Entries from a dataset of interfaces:

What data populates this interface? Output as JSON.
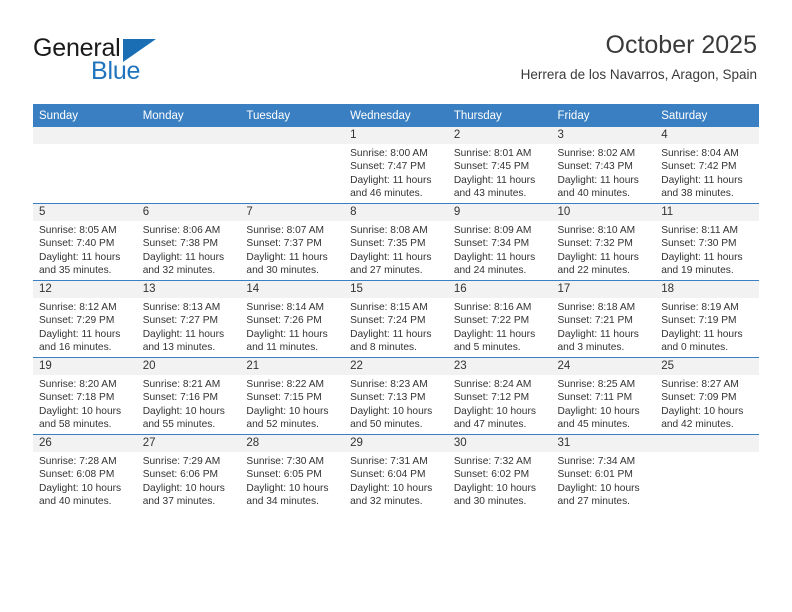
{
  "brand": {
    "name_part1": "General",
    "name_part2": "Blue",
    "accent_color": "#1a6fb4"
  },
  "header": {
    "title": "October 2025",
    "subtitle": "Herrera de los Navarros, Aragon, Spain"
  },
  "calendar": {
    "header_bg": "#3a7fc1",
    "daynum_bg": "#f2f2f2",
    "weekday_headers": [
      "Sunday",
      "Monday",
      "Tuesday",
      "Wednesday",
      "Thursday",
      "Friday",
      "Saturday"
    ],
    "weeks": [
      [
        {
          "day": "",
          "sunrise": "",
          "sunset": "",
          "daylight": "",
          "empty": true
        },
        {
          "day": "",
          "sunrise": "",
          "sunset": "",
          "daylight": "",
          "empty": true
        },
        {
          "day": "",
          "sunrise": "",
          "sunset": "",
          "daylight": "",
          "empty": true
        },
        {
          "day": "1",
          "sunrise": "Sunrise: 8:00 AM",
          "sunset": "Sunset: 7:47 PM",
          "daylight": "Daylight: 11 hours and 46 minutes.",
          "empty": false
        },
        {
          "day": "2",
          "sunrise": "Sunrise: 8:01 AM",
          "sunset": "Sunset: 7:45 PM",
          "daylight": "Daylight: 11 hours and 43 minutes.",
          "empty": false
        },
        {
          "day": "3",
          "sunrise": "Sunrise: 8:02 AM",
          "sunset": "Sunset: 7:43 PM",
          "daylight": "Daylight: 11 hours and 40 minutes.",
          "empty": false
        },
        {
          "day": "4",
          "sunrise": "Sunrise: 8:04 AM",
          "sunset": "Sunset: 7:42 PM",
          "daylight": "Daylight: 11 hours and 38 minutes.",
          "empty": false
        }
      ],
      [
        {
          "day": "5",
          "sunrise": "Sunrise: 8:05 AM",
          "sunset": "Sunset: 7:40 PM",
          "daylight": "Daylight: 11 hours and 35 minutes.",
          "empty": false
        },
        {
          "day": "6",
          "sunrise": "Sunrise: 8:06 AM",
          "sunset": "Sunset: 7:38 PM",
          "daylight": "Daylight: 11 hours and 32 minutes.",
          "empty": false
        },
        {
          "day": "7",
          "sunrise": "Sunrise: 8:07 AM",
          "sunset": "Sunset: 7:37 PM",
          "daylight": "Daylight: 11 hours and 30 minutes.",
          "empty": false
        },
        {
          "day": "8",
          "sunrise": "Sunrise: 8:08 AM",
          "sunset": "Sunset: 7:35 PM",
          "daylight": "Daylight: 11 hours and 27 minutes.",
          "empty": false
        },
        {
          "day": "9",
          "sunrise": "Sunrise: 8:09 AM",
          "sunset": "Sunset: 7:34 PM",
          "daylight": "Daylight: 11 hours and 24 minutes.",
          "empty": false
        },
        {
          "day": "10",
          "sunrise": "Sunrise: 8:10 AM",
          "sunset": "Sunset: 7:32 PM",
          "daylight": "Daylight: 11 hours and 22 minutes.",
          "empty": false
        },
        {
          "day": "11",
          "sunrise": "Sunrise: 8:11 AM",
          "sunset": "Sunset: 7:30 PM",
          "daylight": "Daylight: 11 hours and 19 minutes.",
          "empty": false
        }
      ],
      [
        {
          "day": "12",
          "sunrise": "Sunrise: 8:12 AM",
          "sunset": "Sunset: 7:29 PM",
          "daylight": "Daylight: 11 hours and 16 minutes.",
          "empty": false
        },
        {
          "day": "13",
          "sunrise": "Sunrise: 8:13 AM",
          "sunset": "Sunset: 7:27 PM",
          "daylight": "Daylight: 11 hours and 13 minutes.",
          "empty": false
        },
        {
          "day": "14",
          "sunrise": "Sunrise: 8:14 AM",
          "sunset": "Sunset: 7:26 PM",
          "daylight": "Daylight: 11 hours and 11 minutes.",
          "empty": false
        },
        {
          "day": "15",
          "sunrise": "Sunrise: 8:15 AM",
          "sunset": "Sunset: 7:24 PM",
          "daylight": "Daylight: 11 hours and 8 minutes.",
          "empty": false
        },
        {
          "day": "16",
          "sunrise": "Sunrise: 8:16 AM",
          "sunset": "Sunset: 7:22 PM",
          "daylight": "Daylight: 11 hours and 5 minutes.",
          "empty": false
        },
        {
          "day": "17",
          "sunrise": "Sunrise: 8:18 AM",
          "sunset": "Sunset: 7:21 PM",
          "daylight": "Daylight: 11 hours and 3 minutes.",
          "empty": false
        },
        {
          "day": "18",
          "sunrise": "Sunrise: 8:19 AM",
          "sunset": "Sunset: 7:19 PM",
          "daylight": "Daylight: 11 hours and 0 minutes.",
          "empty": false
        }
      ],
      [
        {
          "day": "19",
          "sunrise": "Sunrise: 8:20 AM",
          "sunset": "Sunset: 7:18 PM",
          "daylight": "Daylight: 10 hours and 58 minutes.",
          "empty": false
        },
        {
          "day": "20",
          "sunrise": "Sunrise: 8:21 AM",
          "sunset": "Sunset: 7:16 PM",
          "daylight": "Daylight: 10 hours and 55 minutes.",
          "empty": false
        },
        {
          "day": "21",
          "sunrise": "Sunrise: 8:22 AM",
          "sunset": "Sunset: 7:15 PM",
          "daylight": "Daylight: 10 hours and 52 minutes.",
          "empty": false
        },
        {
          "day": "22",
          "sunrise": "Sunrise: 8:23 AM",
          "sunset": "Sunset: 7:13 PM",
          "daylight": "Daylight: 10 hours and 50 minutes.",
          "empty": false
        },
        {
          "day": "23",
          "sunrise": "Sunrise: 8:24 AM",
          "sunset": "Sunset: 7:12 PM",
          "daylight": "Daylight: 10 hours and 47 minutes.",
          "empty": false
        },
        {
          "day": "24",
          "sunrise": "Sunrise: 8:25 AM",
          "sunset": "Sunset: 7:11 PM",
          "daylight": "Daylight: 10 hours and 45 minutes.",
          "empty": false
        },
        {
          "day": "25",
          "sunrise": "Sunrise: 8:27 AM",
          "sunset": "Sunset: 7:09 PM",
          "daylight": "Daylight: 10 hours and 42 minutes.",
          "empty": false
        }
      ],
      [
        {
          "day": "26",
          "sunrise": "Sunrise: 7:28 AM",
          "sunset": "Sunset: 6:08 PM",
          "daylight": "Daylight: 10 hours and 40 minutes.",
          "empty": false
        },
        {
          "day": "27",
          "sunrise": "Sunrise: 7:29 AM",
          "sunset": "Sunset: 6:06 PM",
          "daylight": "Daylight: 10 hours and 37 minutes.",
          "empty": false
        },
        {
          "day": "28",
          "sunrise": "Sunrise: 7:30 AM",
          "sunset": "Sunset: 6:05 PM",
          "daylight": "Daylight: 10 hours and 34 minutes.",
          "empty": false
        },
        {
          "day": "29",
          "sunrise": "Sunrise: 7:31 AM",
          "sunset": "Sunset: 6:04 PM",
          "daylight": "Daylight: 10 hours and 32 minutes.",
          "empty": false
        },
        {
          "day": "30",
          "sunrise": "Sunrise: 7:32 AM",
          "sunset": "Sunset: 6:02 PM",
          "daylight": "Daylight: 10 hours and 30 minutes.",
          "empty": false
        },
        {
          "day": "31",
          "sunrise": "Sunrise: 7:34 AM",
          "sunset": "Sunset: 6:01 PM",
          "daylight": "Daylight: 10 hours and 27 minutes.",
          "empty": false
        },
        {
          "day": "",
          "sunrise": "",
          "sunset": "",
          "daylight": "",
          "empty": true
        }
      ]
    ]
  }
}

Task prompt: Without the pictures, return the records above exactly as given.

Written answer:
What data populates this interface? Output as JSON.
{
  "brand": {
    "name_part1": "General",
    "name_part2": "Blue",
    "accent_color": "#1a6fb4"
  },
  "header": {
    "title": "October 2025",
    "subtitle": "Herrera de los Navarros, Aragon, Spain"
  },
  "calendar": {
    "header_bg": "#3a7fc1",
    "daynum_bg": "#f2f2f2",
    "weekday_headers": [
      "Sunday",
      "Monday",
      "Tuesday",
      "Wednesday",
      "Thursday",
      "Friday",
      "Saturday"
    ],
    "weeks": [
      [
        {
          "day": "",
          "sunrise": "",
          "sunset": "",
          "daylight": "",
          "empty": true
        },
        {
          "day": "",
          "sunrise": "",
          "sunset": "",
          "daylight": "",
          "empty": true
        },
        {
          "day": "",
          "sunrise": "",
          "sunset": "",
          "daylight": "",
          "empty": true
        },
        {
          "day": "1",
          "sunrise": "Sunrise: 8:00 AM",
          "sunset": "Sunset: 7:47 PM",
          "daylight": "Daylight: 11 hours and 46 minutes.",
          "empty": false
        },
        {
          "day": "2",
          "sunrise": "Sunrise: 8:01 AM",
          "sunset": "Sunset: 7:45 PM",
          "daylight": "Daylight: 11 hours and 43 minutes.",
          "empty": false
        },
        {
          "day": "3",
          "sunrise": "Sunrise: 8:02 AM",
          "sunset": "Sunset: 7:43 PM",
          "daylight": "Daylight: 11 hours and 40 minutes.",
          "empty": false
        },
        {
          "day": "4",
          "sunrise": "Sunrise: 8:04 AM",
          "sunset": "Sunset: 7:42 PM",
          "daylight": "Daylight: 11 hours and 38 minutes.",
          "empty": false
        }
      ],
      [
        {
          "day": "5",
          "sunrise": "Sunrise: 8:05 AM",
          "sunset": "Sunset: 7:40 PM",
          "daylight": "Daylight: 11 hours and 35 minutes.",
          "empty": false
        },
        {
          "day": "6",
          "sunrise": "Sunrise: 8:06 AM",
          "sunset": "Sunset: 7:38 PM",
          "daylight": "Daylight: 11 hours and 32 minutes.",
          "empty": false
        },
        {
          "day": "7",
          "sunrise": "Sunrise: 8:07 AM",
          "sunset": "Sunset: 7:37 PM",
          "daylight": "Daylight: 11 hours and 30 minutes.",
          "empty": false
        },
        {
          "day": "8",
          "sunrise": "Sunrise: 8:08 AM",
          "sunset": "Sunset: 7:35 PM",
          "daylight": "Daylight: 11 hours and 27 minutes.",
          "empty": false
        },
        {
          "day": "9",
          "sunrise": "Sunrise: 8:09 AM",
          "sunset": "Sunset: 7:34 PM",
          "daylight": "Daylight: 11 hours and 24 minutes.",
          "empty": false
        },
        {
          "day": "10",
          "sunrise": "Sunrise: 8:10 AM",
          "sunset": "Sunset: 7:32 PM",
          "daylight": "Daylight: 11 hours and 22 minutes.",
          "empty": false
        },
        {
          "day": "11",
          "sunrise": "Sunrise: 8:11 AM",
          "sunset": "Sunset: 7:30 PM",
          "daylight": "Daylight: 11 hours and 19 minutes.",
          "empty": false
        }
      ],
      [
        {
          "day": "12",
          "sunrise": "Sunrise: 8:12 AM",
          "sunset": "Sunset: 7:29 PM",
          "daylight": "Daylight: 11 hours and 16 minutes.",
          "empty": false
        },
        {
          "day": "13",
          "sunrise": "Sunrise: 8:13 AM",
          "sunset": "Sunset: 7:27 PM",
          "daylight": "Daylight: 11 hours and 13 minutes.",
          "empty": false
        },
        {
          "day": "14",
          "sunrise": "Sunrise: 8:14 AM",
          "sunset": "Sunset: 7:26 PM",
          "daylight": "Daylight: 11 hours and 11 minutes.",
          "empty": false
        },
        {
          "day": "15",
          "sunrise": "Sunrise: 8:15 AM",
          "sunset": "Sunset: 7:24 PM",
          "daylight": "Daylight: 11 hours and 8 minutes.",
          "empty": false
        },
        {
          "day": "16",
          "sunrise": "Sunrise: 8:16 AM",
          "sunset": "Sunset: 7:22 PM",
          "daylight": "Daylight: 11 hours and 5 minutes.",
          "empty": false
        },
        {
          "day": "17",
          "sunrise": "Sunrise: 8:18 AM",
          "sunset": "Sunset: 7:21 PM",
          "daylight": "Daylight: 11 hours and 3 minutes.",
          "empty": false
        },
        {
          "day": "18",
          "sunrise": "Sunrise: 8:19 AM",
          "sunset": "Sunset: 7:19 PM",
          "daylight": "Daylight: 11 hours and 0 minutes.",
          "empty": false
        }
      ],
      [
        {
          "day": "19",
          "sunrise": "Sunrise: 8:20 AM",
          "sunset": "Sunset: 7:18 PM",
          "daylight": "Daylight: 10 hours and 58 minutes.",
          "empty": false
        },
        {
          "day": "20",
          "sunrise": "Sunrise: 8:21 AM",
          "sunset": "Sunset: 7:16 PM",
          "daylight": "Daylight: 10 hours and 55 minutes.",
          "empty": false
        },
        {
          "day": "21",
          "sunrise": "Sunrise: 8:22 AM",
          "sunset": "Sunset: 7:15 PM",
          "daylight": "Daylight: 10 hours and 52 minutes.",
          "empty": false
        },
        {
          "day": "22",
          "sunrise": "Sunrise: 8:23 AM",
          "sunset": "Sunset: 7:13 PM",
          "daylight": "Daylight: 10 hours and 50 minutes.",
          "empty": false
        },
        {
          "day": "23",
          "sunrise": "Sunrise: 8:24 AM",
          "sunset": "Sunset: 7:12 PM",
          "daylight": "Daylight: 10 hours and 47 minutes.",
          "empty": false
        },
        {
          "day": "24",
          "sunrise": "Sunrise: 8:25 AM",
          "sunset": "Sunset: 7:11 PM",
          "daylight": "Daylight: 10 hours and 45 minutes.",
          "empty": false
        },
        {
          "day": "25",
          "sunrise": "Sunrise: 8:27 AM",
          "sunset": "Sunset: 7:09 PM",
          "daylight": "Daylight: 10 hours and 42 minutes.",
          "empty": false
        }
      ],
      [
        {
          "day": "26",
          "sunrise": "Sunrise: 7:28 AM",
          "sunset": "Sunset: 6:08 PM",
          "daylight": "Daylight: 10 hours and 40 minutes.",
          "empty": false
        },
        {
          "day": "27",
          "sunrise": "Sunrise: 7:29 AM",
          "sunset": "Sunset: 6:06 PM",
          "daylight": "Daylight: 10 hours and 37 minutes.",
          "empty": false
        },
        {
          "day": "28",
          "sunrise": "Sunrise: 7:30 AM",
          "sunset": "Sunset: 6:05 PM",
          "daylight": "Daylight: 10 hours and 34 minutes.",
          "empty": false
        },
        {
          "day": "29",
          "sunrise": "Sunrise: 7:31 AM",
          "sunset": "Sunset: 6:04 PM",
          "daylight": "Daylight: 10 hours and 32 minutes.",
          "empty": false
        },
        {
          "day": "30",
          "sunrise": "Sunrise: 7:32 AM",
          "sunset": "Sunset: 6:02 PM",
          "daylight": "Daylight: 10 hours and 30 minutes.",
          "empty": false
        },
        {
          "day": "31",
          "sunrise": "Sunrise: 7:34 AM",
          "sunset": "Sunset: 6:01 PM",
          "daylight": "Daylight: 10 hours and 27 minutes.",
          "empty": false
        },
        {
          "day": "",
          "sunrise": "",
          "sunset": "",
          "daylight": "",
          "empty": true
        }
      ]
    ]
  }
}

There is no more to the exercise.